Living into the day can be enjoyable when you are on holiday. But, in my opinion, it doesn’t stack up day in and day out when you are back home.
Table of Contents
- 3 Top Reasons to Set Goals in Retirement
- What Goal Do You Want to Achieve?
- A Menu of Ideas When Choosing a Goal
- Stepping Stone Goals
- An Engrossing Goal-Setting Routine
3 Top Reasons to Set Goals in Retirement
There are no doubt many many reasons it is a good idea. However, on top of my list are the following 3 reasons,
- I think most people thrive on having a challenge of some kind, provided it is achievable.
- If the goal is well-chosen, it can add excitement along the way.
- There is almost nothing like that feeling of striving towards a goal and then reaching that point where you can sit back and say “I did it!!”. That sense of achievement is hard to beat.
I suspect that my sister realised all 3 of these goal setting qualities just recently. She and her husband, with a number of friends, set themselves the goal of completing a multi day walk in Tasmania. This required considerable preparation and training over a number of weeks.
They flew into Tasmania earlier this month, ready to embark on their planned walk.
From their descriptions of the trek, it is fair to say that it wasn’t “a walk in the park”. Their earlier training no doubt prepared them, at least in part, for the challenging 1st day that threw 4,000 rugged steps their way. They have now finished the walk. Their sense of satisfaction at the end of the last day could almost be felt from here. The accolades they received from much younger companions would have topped it all off with a huge sense of pride and a feeling of “We did it!!”.
I know how they must have felt. We did something similar in 2018 when we did a week-long walk along the Rhine.
What Goal Do You Want to Achieve?
So let’s get down to the nitty gritty.
What would you like to achieve by the end of the month, by the end of the year?
What passion or hobby gets you out of bed in the mornings, raring to go?
Books on Goal Setting (Affiliate Link)
It is quite possible that during your working life, your boss always set goals for you. You either rose to the occasion and achieved them or struggled through them begrudgingly. The difference in retirement is that now you get to choose the goals you want to work towards. It is all about what YOU want this time.
I must say, I love to set goals, I love having something to work towards. I am a real list-maker so the 2 can work hand-in-hand wonderfully.
Goals can of course be short-term or long-term, simple or quite involved. It is entirely up to you. You are the architect of your goal-generation project.
A Menu of Ideas When Choosing a Goal
Just to give you some ideas to stimulate the thinking processes, here are some possibilities:
- Train for a longish trek with friends or family (I had to put that one on the list of course.)
- Start a blog
- Utilise creative talents to sell on a Print On Demand platform.

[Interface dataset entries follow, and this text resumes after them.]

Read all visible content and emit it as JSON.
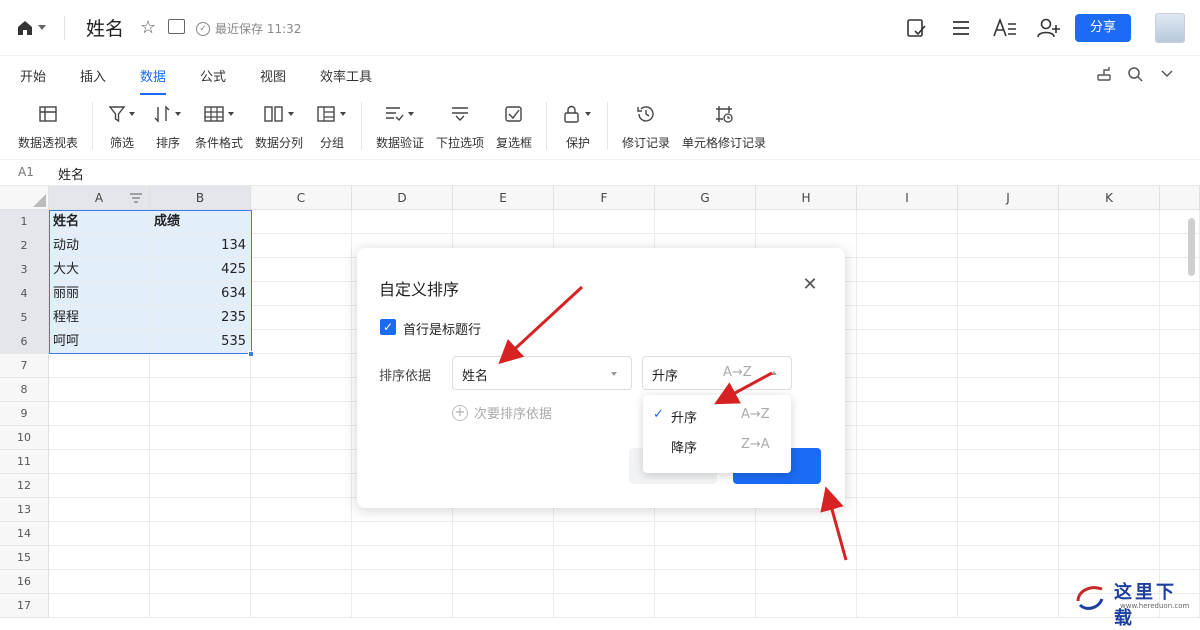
{
  "topbar": {
    "doc_title": "姓名",
    "save_status": "最近保存 11:32",
    "share_label": "分享"
  },
  "tabs": [
    "开始",
    "插入",
    "数据",
    "公式",
    "视图",
    "效率工具"
  ],
  "active_tab": "数据",
  "toolbar": {
    "pivot": "数据透视表",
    "filter": "筛选",
    "sort": "排序",
    "cond_format": "条件格式",
    "split": "数据分列",
    "group": "分组",
    "validation": "数据验证",
    "dropdown": "下拉选项",
    "checkbox": "复选框",
    "protect": "保护",
    "history": "修订记录",
    "cell_history": "单元格修订记录"
  },
  "formula_bar": {
    "cell_ref": "A1",
    "value": "姓名"
  },
  "sheet": {
    "columns": [
      "A",
      "B",
      "C",
      "D",
      "E",
      "F",
      "G",
      "H",
      "I",
      "J",
      "K"
    ],
    "rows": [
      "1",
      "2",
      "3",
      "4",
      "5",
      "6",
      "7",
      "8",
      "9",
      "10",
      "11",
      "12",
      "13",
      "14",
      "15",
      "16",
      "17"
    ],
    "cells": {
      "a1": "姓名",
      "b1": "成绩",
      "a2": "动动",
      "b2": "134",
      "a3": "大大",
      "b3": "425",
      "a4": "丽丽",
      "b4": "634",
      "a5": "程程",
      "b5": "235",
      "a6": "呵呵",
      "b6": "535"
    }
  },
  "dialog": {
    "title": "自定义排序",
    "header_row_label": "首行是标题行",
    "header_row_checked": true,
    "sort_by_label": "排序依据",
    "sort_key": "姓名",
    "sort_order": "升序",
    "sort_order_hint": "A→Z",
    "add_secondary": "次要排序依据"
  },
  "order_menu": {
    "items": [
      {
        "label": "升序",
        "hint": "A→Z",
        "selected": true
      },
      {
        "label": "降序",
        "hint": "Z→A",
        "selected": false
      }
    ]
  },
  "watermark": {
    "title": "这里下载",
    "subtitle": "www.hereduon.com"
  },
  "colors": {
    "accent": "#1b6bf5",
    "selection": "#e3eefb",
    "annotation_arrow": "#d62222"
  }
}
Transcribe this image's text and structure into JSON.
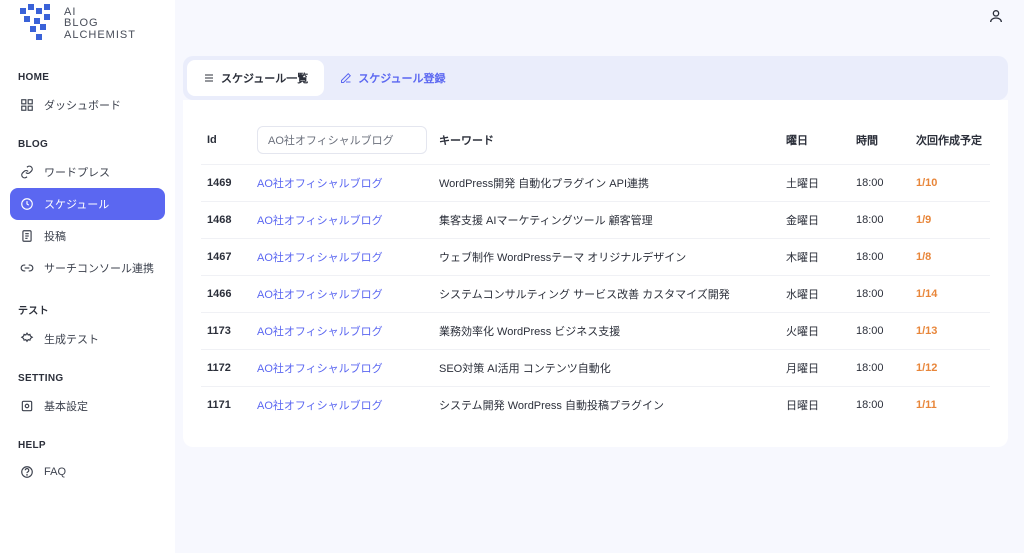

- Learn a new investment strategy.
- Learn how to create Printables
- Learn a language
- Learn a new card game during weekly meetups
- Improve your confidence by joining a toastmasters’ group
- Start an interest group on meetup.com
- Join an interest group on meetup.com
- Learn a new skill via U3A
- Join a book club
- Join a movie club
- Meet up with friends each week to tackle some brain teasers
- Start an online business
Stepping Stone Goals
I have set myself a number of goals for this year, some short-term, some long-term, others are sub-goals of bigger goals. I kind of like step goals, little goals that can lead to the achievement of a bigger goal, in other words stepping stone goals.
For example, I have been learning a foreign language, German, for some years now. It’s time to move from learning to actually using.
What do I really want to achieve with this goal? I want to overcome my language shyness and be able to converse freely by the end of this year.
That’s my goal.
My short term goal (stepping stone) consists of sticking to a daily routine that can lead me step-by-step towards achieving my long term goal. I love grammar and learning new constructs in a foreign language. But when it comes to saying what I want to say, the words simply get stuck in my throat. It’s time to change all of that. So my daily goal is to list 10 sentences in English that I want to say, write down the correct German translation and then revise the list until I get every sentence correct.
Will I stick to it? Let’s see. That is certainly my intention. After all, Wordle has me “showing up” each day to maintain my streak. Hopefully I can be just as disciplined with my language goal.
An Engrossing Goal-Setting Routine
One goal or several, it’s up to you.
I think a good mix of longer term goals with short term goals is the ideal. Or devising sub-goals that can lead to or contribute to achievement of a larger goal.
The bottom line is you want to have a goal or goals that keep you forward thinking. Your goals should enrich your daily structure and include the 3 essentials listed above: challenging, exciting and satisfying. You want to think of goals that excite you to get up in the morning, goals that challenge you in some way and goals that will be immensely satisfying and rewarding when you achieve them.
Have fun when you set goals that can really add to your lifestyle.